Antigone essay questions - Darlington Football Club
"Oh," someone might say when they discover Antigone's fate, "how tragic." Nevertheless, they do not mean that Antigone is tragic in the classical Greek sense; rather they just mean that Antigone got a bad lot that she didn't deserve....
Looking for Free Creon Of Antigone Essays with examples
Antigone is so proud of her commitment to the true, the right, the proper, and the correct that she doesn't respect differing, less passionate opinions....
Martin Heidegger in “The Ode on Man in Sophocles’ Antigone” explains, in a rather involved theory, the destruction of Creon’s character: The conflict between the overwhelming presence of the essent as a whole and man’s violent being-there creates the possibility of downfall into the issueless and placeless: disaster....
Free Antigone Tragedy papers, essays, and research papers.
Greek tragedy is meant to purge the audience’s emotion and teach them. Creon, then fulfils this purpose well.
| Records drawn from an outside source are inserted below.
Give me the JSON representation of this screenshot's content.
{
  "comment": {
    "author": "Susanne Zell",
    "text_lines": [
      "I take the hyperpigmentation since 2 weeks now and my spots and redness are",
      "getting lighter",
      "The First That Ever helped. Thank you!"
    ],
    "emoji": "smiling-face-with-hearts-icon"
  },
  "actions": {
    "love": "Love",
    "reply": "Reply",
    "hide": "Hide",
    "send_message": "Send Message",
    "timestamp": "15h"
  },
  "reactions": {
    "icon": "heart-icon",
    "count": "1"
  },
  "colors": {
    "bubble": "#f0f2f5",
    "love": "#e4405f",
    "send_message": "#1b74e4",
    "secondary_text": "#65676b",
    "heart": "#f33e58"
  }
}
This leads me to the conclusion that actually, he is the main tragic character, as he makes many decisions which could have led him either towards his tragedy or away from it, but ultimately he led himself to tragedy. This keeps the audience guessing and heightens catharsis, while Antigone’s fate was quite obvious from the beginning where she says “If I die for it, what happiness!” There is also a larger capacity for learning as Creon, having been punished and learning a very hard lesson, teachers the audience as well. He is left alive, which allows the audience to empathise more because his grief is evident when he carries his son’s body out of the palace. While Antigone is indeed a tragic character with a tragic fate, it is arguable that Creon is in fact, more tragic.
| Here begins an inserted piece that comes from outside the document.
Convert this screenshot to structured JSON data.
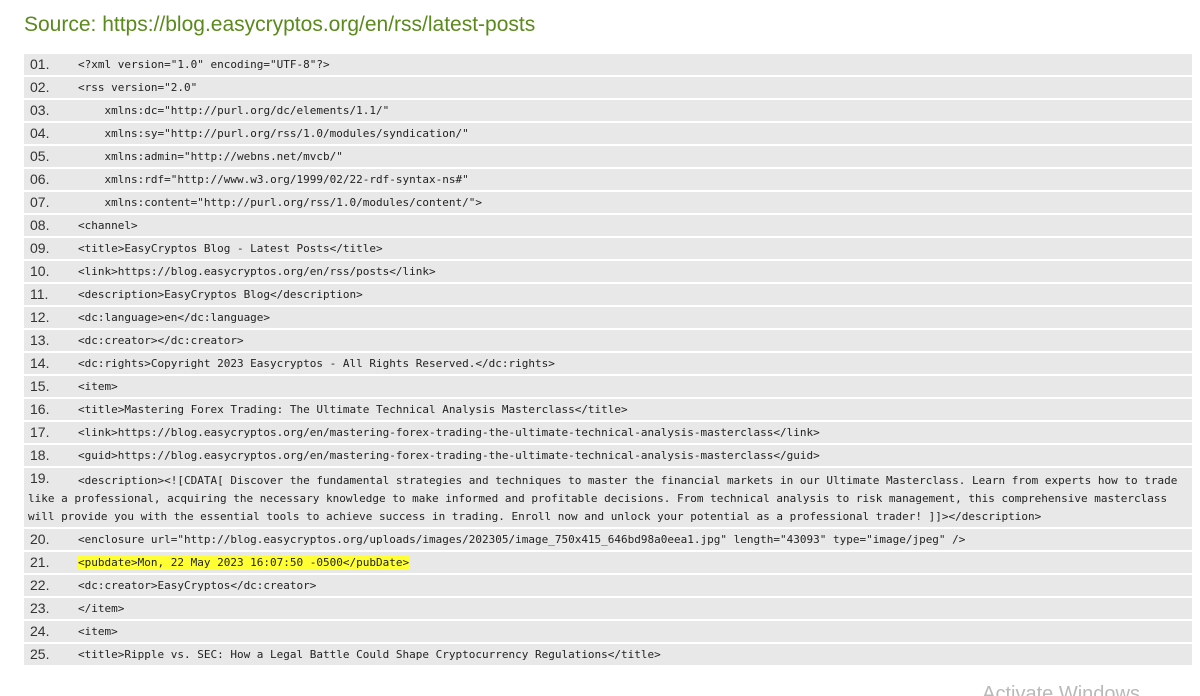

Antigone - Who's Tragedy Is It? - Ancient Greece
When her desire to be put to death is quenched, Antigone’s character grieves for the earthly things she will not have or see. She moans and cry’s for the husband she will not marry and mourns her loathsome childhood. Antigone states, " Such, such were my parents, and I their wretched child. I go to them now, cursed, unwed, to share their home" (Sophocles 103). While all this seems contrary to her previous actions, perhaps it is yet another example of how smitten Antigone really is with death. She not only has a strong affection for the life she believes will come, but for the process it will take to get there as well as the martyred existence she will leave behind.
Civil Disobedience | English As Pie
In We, Antigone, Tsivopoulos produces a narrative based on the life of the film’s subject. Rakeem Edwards is a young, gay, black man born in Georgia and raised in Alaska. He lived in group and foster homes before moving to Portland to pursue an acting career. While Rakeem works several part-time jobs to survive, his main creative output is to perform as a drag queen at parties where he is paid to cry. Through Edwards’ experience, the film questions how issues like race, sexual orientation, income inequality, and social mobility play a major role in defining and expressing oneself. The artist reveals that, like Antigone, Edwards feels like a stranger in his own land. Edwards’ performances also reveal the power of vulnerability and the acceptance of sadness and crying as necessary for catharsis. We, Antigone will be screened at various times throughout the Festival in the Gallery and through December.